Top of Provided data

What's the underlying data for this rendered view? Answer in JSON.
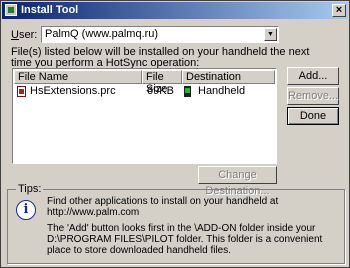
{
  "window": {
    "title": "Install Tool"
  },
  "user": {
    "label_prefix": "U",
    "label_rest": "ser:",
    "selected": "PalmQ (www.palmq.ru)",
    "arrow": "▼"
  },
  "instructions": {
    "line1": "File(s) listed below will be installed on your handheld the next",
    "line2": "time you perform a HotSync operation:"
  },
  "list": {
    "columns": [
      "File Name",
      "File Size",
      "Destination"
    ],
    "rows": [
      {
        "name": "HsExtensions.prc",
        "size": "69KB",
        "destination": "Handheld"
      }
    ]
  },
  "buttons": {
    "add": "Add...",
    "remove": "Remove...",
    "done": "Done",
    "change_destination": "Change Destination..."
  },
  "tips": {
    "title": "Tips:",
    "line1": "Find other applications to install on your handheld at",
    "line2": "http://www.palm.com",
    "line3": "The 'Add' button looks first in the \\ADD-ON folder inside your",
    "line4": "D:\\PROGRAM FILES\\PILOT folder. This folder is a convenient",
    "line5": "place to store downloaded handheld files."
  }
}
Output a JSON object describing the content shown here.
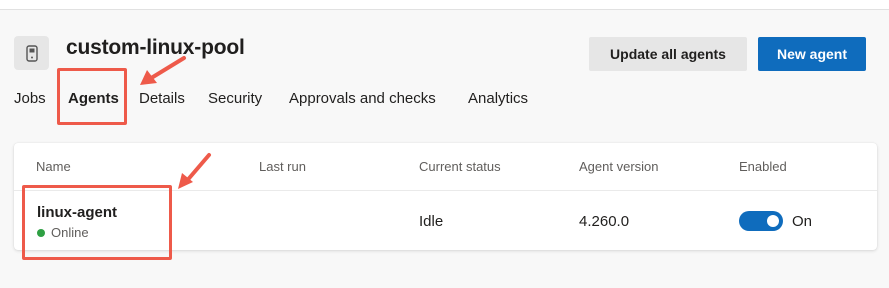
{
  "pool": {
    "title": "custom-linux-pool",
    "icon": "agent-pool-icon"
  },
  "actions": {
    "update_label": "Update all agents",
    "new_label": "New agent"
  },
  "tabs": [
    {
      "label": "Jobs"
    },
    {
      "label": "Agents",
      "active": true
    },
    {
      "label": "Details"
    },
    {
      "label": "Security"
    },
    {
      "label": "Approvals and checks"
    },
    {
      "label": "Analytics"
    }
  ],
  "table": {
    "columns": [
      "Name",
      "Last run",
      "Current status",
      "Agent version",
      "Enabled"
    ],
    "rows": [
      {
        "name": "linux-agent",
        "connection": "Online",
        "last_run": "",
        "status": "Idle",
        "version": "4.260.0",
        "enabled": true,
        "enabled_label": "On"
      }
    ]
  },
  "colors": {
    "accent": "#0f6cbd",
    "online": "#2ea043",
    "annotation": "#ee5a4a"
  }
}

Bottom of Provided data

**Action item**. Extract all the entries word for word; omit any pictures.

**Problem solution**.
What's the underlying data for this rendered view? Answer in JSON.
{
  "window": {
    "title": "Install Tool"
  },
  "user": {
    "label_prefix": "U",
    "label_rest": "ser:",
    "selected": "PalmQ (www.palmq.ru)",
    "arrow": "▼"
  },
  "instructions": {
    "line1": "File(s) listed below will be installed on your handheld the next",
    "line2": "time you perform a HotSync operation:"
  },
  "list": {
    "columns": [
      "File Name",
      "File Size",
      "Destination"
    ],
    "rows": [
      {
        "name": "HsExtensions.prc",
        "size": "69KB",
        "destination": "Handheld"
      }
    ]
  },
  "buttons": {
    "add": "Add...",
    "remove": "Remove...",
    "done": "Done",
    "change_destination": "Change Destination..."
  },
  "tips": {
    "title": "Tips:",
    "line1": "Find other applications to install on your handheld at",
    "line2": "http://www.palm.com",
    "line3": "The 'Add' button looks first in the \\ADD-ON folder inside your",
    "line4": "D:\\PROGRAM FILES\\PILOT folder. This folder is a convenient",
    "line5": "place to store downloaded handheld files."
  }
}
Output a JSON object describing the content shown here.
{
  "pool": {
    "title": "custom-linux-pool",
    "icon": "agent-pool-icon"
  },
  "actions": {
    "update_label": "Update all agents",
    "new_label": "New agent"
  },
  "tabs": [
    {
      "label": "Jobs"
    },
    {
      "label": "Agents",
      "active": true
    },
    {
      "label": "Details"
    },
    {
      "label": "Security"
    },
    {
      "label": "Approvals and checks"
    },
    {
      "label": "Analytics"
    }
  ],
  "table": {
    "columns": [
      "Name",
      "Last run",
      "Current status",
      "Agent version",
      "Enabled"
    ],
    "rows": [
      {
        "name": "linux-agent",
        "connection": "Online",
        "last_run": "",
        "status": "Idle",
        "version": "4.260.0",
        "enabled": true,
        "enabled_label": "On"
      }
    ]
  },
  "colors": {
    "accent": "#0f6cbd",
    "online": "#2ea043",
    "annotation": "#ee5a4a"
  }
}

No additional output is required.